Not many foreigners go to midweek Benfica league games in Lisbon in January, especially when it is pouring down. I can assert that confidently, as when I turned up at the Multimedia Bilheteria (ticket office) with my internet receipt they said, ‘Ah Mr Davies, we have been expecting you,’ just like in the Bond films. The stadium holds 65,000, but there were only about 30,000 there for the game against Marítimo, who are apparently almost the best team in Madeira. Even that modest claim was hard to believe as they crumpled to a 6-0 defeat, twice conceding two goals in a minute, on the second occasion in the form of two identical penalties.
Even though there were six goals it was about as exciting as watching Manchester United, and you can’t say worse than that these days. Though you can get tasty almond tarts delivered to your seat, which gives the Estádio da Luz the edge over Old Trafford, even in a downpour.
Apart from the footy, Portugal is in an interesting condition. Their recent elections delivered a tricksy outcome. The centre right remains the biggest party, but can’t form a majority government, so a leftist coalition is having a go, but it is an eclectic group of mainstream socialists, Corbynistas Portuguesas and some Varoufakian austerity-deniers. Whether you shake it or stir it, it looks about as stable as the shadow cabinet.
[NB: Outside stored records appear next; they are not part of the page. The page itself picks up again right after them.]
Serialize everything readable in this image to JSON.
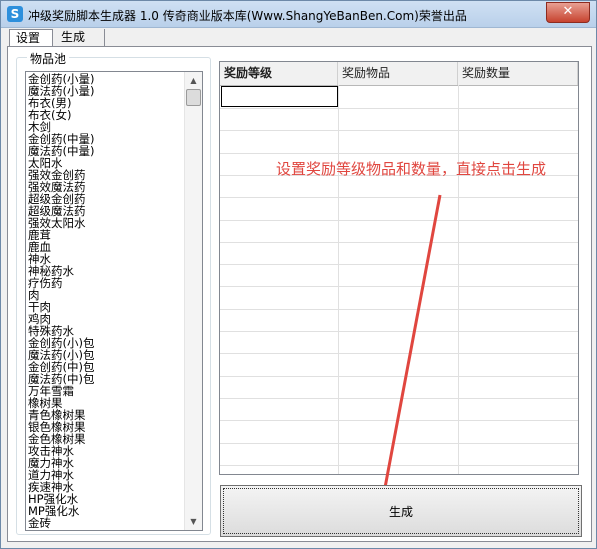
{
  "window": {
    "title": "冲级奖励脚本生成器 1.0 传奇商业版本库(Www.ShangYeBanBen.Com)荣誉出品",
    "icon_letter": "S",
    "close_glyph": "✕"
  },
  "tabs": [
    {
      "label": "设置"
    },
    {
      "label": "生成"
    }
  ],
  "item_pool": {
    "title": "物品池",
    "items": [
      "金创药(小量)",
      "魔法药(小量)",
      "布衣(男)",
      "布衣(女)",
      "木剑",
      "金创药(中量)",
      "魔法药(中量)",
      "太阳水",
      "强效金创药",
      "强效魔法药",
      "超级金创药",
      "超级魔法药",
      "强效太阳水",
      "鹿茸",
      "鹿血",
      "神水",
      "神秘药水",
      "疗伤药",
      "肉",
      "干肉",
      "鸡肉",
      "特殊药水",
      "金创药(小)包",
      "魔法药(小)包",
      "金创药(中)包",
      "魔法药(中)包",
      "万年雪霜",
      "橡树果",
      "青色橡树果",
      "银色橡树果",
      "金色橡树果",
      "攻击神水",
      "魔力神水",
      "道力神水",
      "疾速神水",
      "HP强化水",
      "MP强化水",
      "金砖"
    ]
  },
  "reward_table": {
    "columns": [
      "奖励等级",
      "奖励物品",
      "奖励数量"
    ]
  },
  "annotation": "设置奖励等级物品和数量，直接点击生成",
  "generate_button": {
    "label": "生成"
  },
  "colors": {
    "annotation": "#e0463f"
  }
}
If there weren’t so many other places to worry about in Europe we would be hearing a lot about the Portuguese threat to the stability and growth pact. If you could buy a put option on the Lusitanian economy, I think I would.